  2. There are so many dynamics at play in our society that it has become common to overgeneralize about any and everything, and when people do want to get deeper into issues like mental illness and its stigma, nobody wants to talk about it because it must, of course, extend further than the common person’s attention span will allow. And when people do try to get deeper in the course of a conversation, the few people remaining who are listening can easily make negative conclusions about our perspectives, or the perspectives of the affected people, because we have little to no backup. For example, I’m always (or so it seems) put on the spot about having a mental illness, but I’m not at all sociable enough or think on my feet well enough to come back at these people with an intelligent but savvy response. So in other words, they win the argument, no matter how ignorant, inaccurate, or unintelligent their argument may be. And this is mostly because in my particular situation, I have been ostracized from society for many reasons, but mainly because I am not sociable and I do have a mental illness. Like I said earlier, there are so many dynamics at play that people overgeneralize, know they overgeneralize, and know they can get away with it because they either have enough money, know enough people, or both. I have neither of these things in my power; all I have is my education and the ability to read and write. Since all I have ever had is the ability to read and write, I have honed these skills over the years to the point that most of what I read and write about is so deep that it’s typically unacceptable by society because it comes off as anti-social. In other words, like this post was saying about women in our society, if we can’t or don’t know how to please a man, we have no value to society. If I call myself a woman but I don’t complete the skill set determined by society to actually fill the role of a woman, then society will judge me as less of a woman or as not a woman at all, which it does do this. The hardest part is that the boundaries of the dynamics are so blurred, I myself can’t tell if the mental illness made me like this, if society made me like this, if my education made my like this, some combination of these factors, or some other factors; not only that but that because I am such a deep thinker, that I do have a personality flaw that I often refuse to overgeneralize out of being stubborn in general, so when I go to make a point, I basically find myself writing essays, point by point, which puts me at a loss in our sound-bite society. Nobody really has the attention span these days to put up with my long-windedness, which really isn’t long-windedness; people are just obnoxiously bringing up subjects too deep for a five minute conversation, and a lot gets lost in the process. So yeah, I think society is pretty screwed up and it’s getting worse, and to have a mental illness on top of it just aggravates the mental illness even more than it is by having developed it in the first place.

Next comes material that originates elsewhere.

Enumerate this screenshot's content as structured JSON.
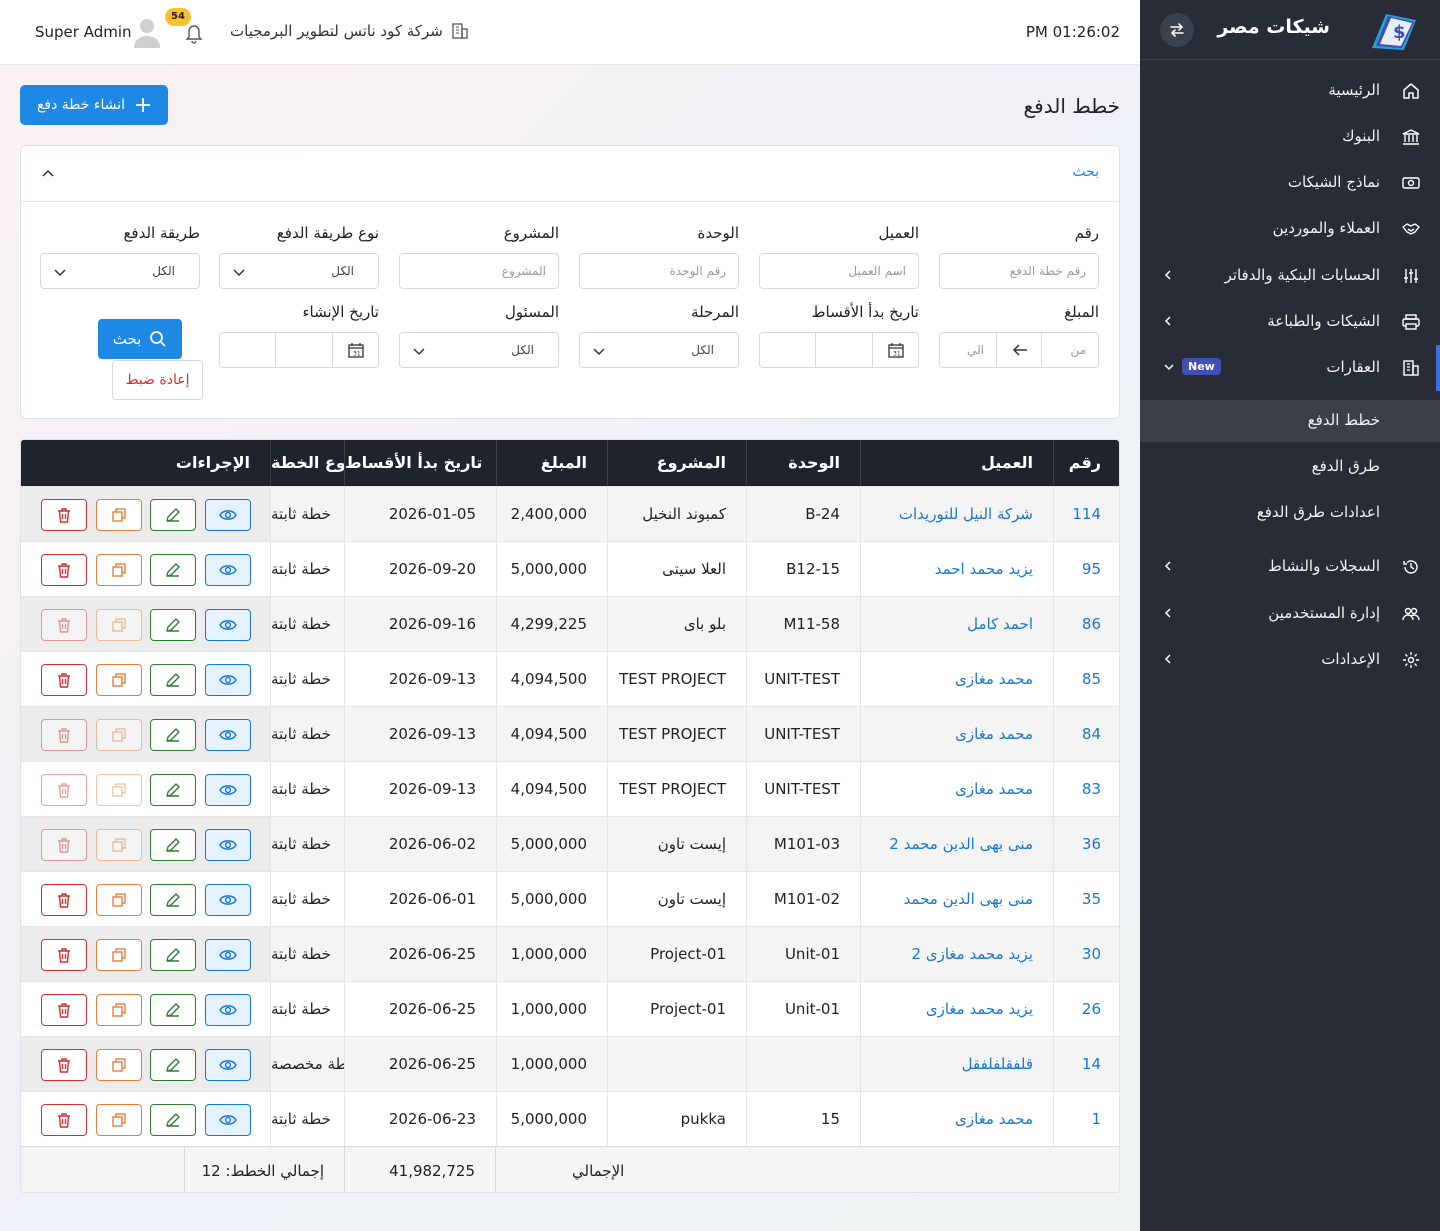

    But thank you for the post, at least I feel like somebody else is out there paying attention to mental illness and issues affecting the mentally ill.

    Liked by 1 person

Leave a Reply

Fill in your details below or click an icon to log in:

WordPress.com Logo

You are commenting using your WordPress.com account. Log Out / Change )

Twitter picture

You are commenting using your Twitter account. Log Out / Change )

Facebook photo

You are commenting using your Facebook account. Log Out / Change )

Google+ photo

You are commenting using your Google+ account. Log Out / Change )

Connecting to %s